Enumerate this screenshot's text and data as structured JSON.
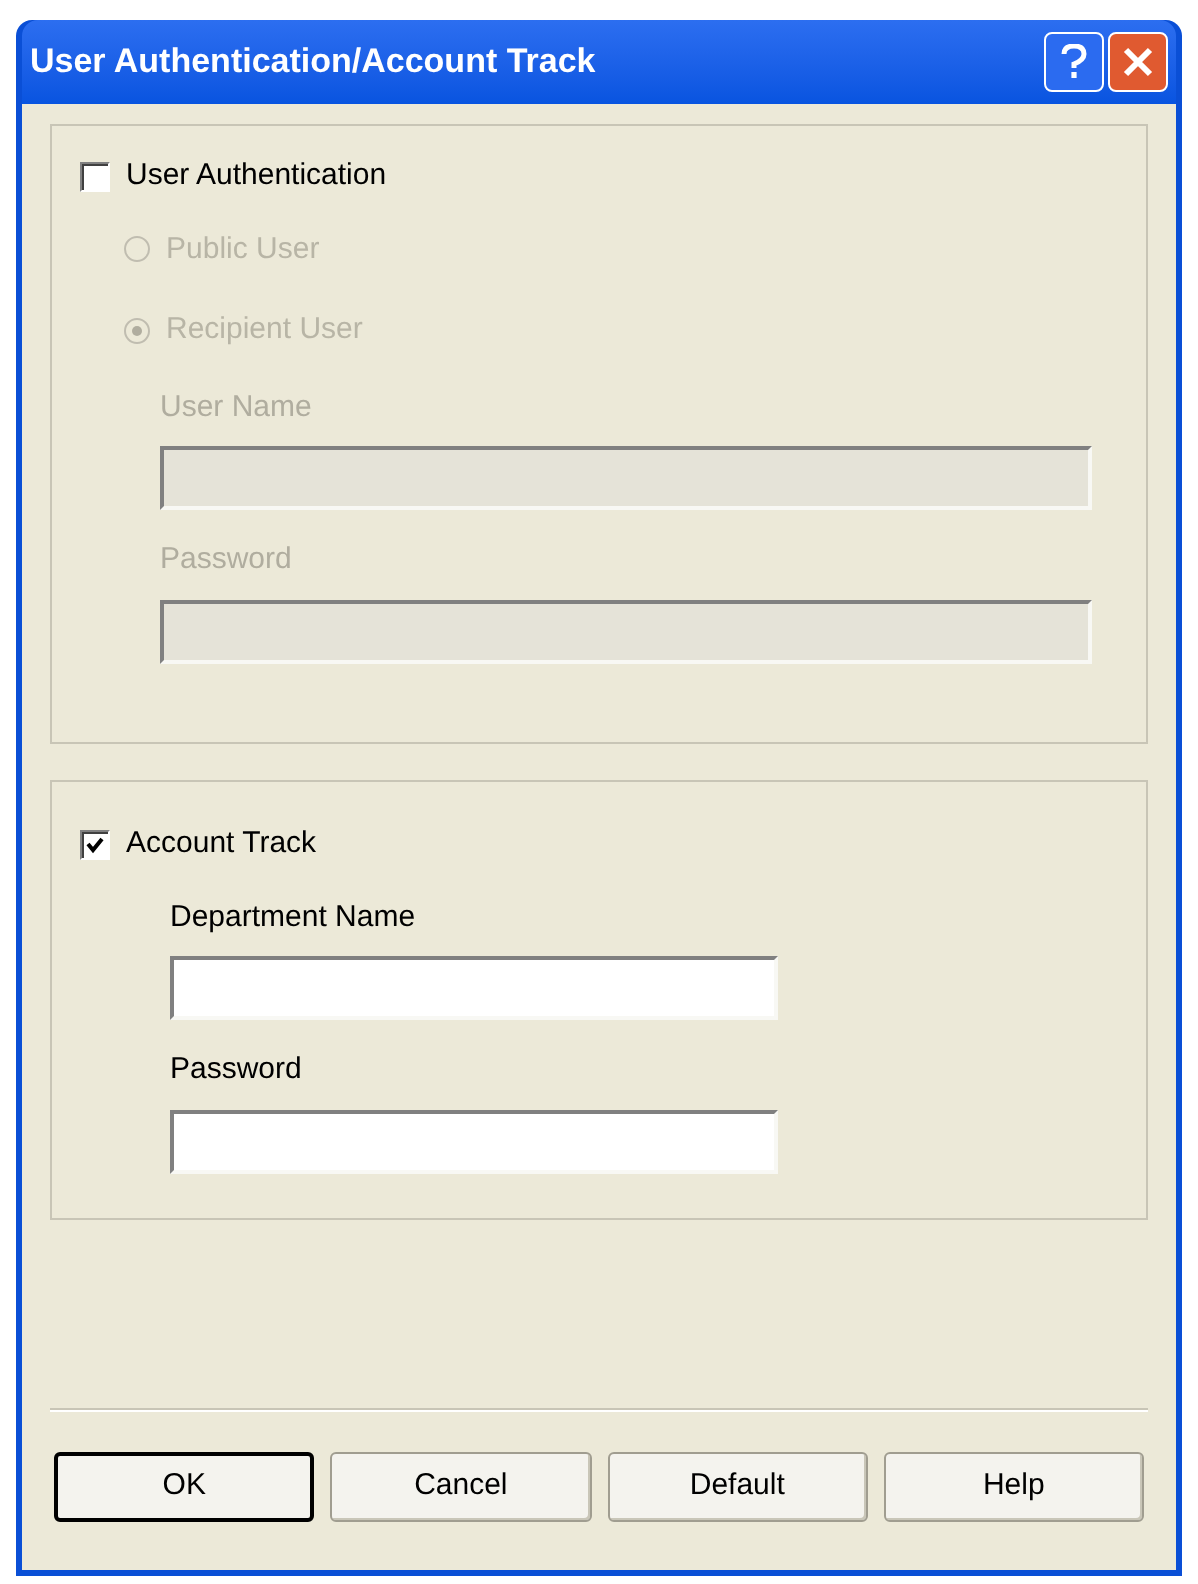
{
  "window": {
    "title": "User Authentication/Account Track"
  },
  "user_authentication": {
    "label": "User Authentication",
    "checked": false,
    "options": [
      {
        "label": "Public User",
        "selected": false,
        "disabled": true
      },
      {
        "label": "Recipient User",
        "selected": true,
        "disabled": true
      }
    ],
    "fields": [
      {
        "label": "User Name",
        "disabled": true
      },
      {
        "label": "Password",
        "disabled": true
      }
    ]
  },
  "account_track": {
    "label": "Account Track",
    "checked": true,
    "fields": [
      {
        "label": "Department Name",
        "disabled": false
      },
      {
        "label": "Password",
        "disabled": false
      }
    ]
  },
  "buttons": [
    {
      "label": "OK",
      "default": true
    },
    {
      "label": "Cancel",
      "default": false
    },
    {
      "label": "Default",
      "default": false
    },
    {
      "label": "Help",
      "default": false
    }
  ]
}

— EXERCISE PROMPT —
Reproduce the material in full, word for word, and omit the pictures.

— YOUR RESPONSE —
Enumerate this screenshot's text and data as structured JSON.
{
  "window": {
    "title": "User Authentication/Account Track"
  },
  "user_authentication": {
    "label": "User Authentication",
    "checked": false,
    "options": [
      {
        "label": "Public User",
        "selected": false,
        "disabled": true
      },
      {
        "label": "Recipient User",
        "selected": true,
        "disabled": true
      }
    ],
    "fields": [
      {
        "label": "User Name",
        "disabled": true
      },
      {
        "label": "Password",
        "disabled": true
      }
    ]
  },
  "account_track": {
    "label": "Account Track",
    "checked": true,
    "fields": [
      {
        "label": "Department Name",
        "disabled": false
      },
      {
        "label": "Password",
        "disabled": false
      }
    ]
  },
  "buttons": [
    {
      "label": "OK",
      "default": true
    },
    {
      "label": "Cancel",
      "default": false
    },
    {
      "label": "Default",
      "default": false
    },
    {
      "label": "Help",
      "default": false
    }
  ]
}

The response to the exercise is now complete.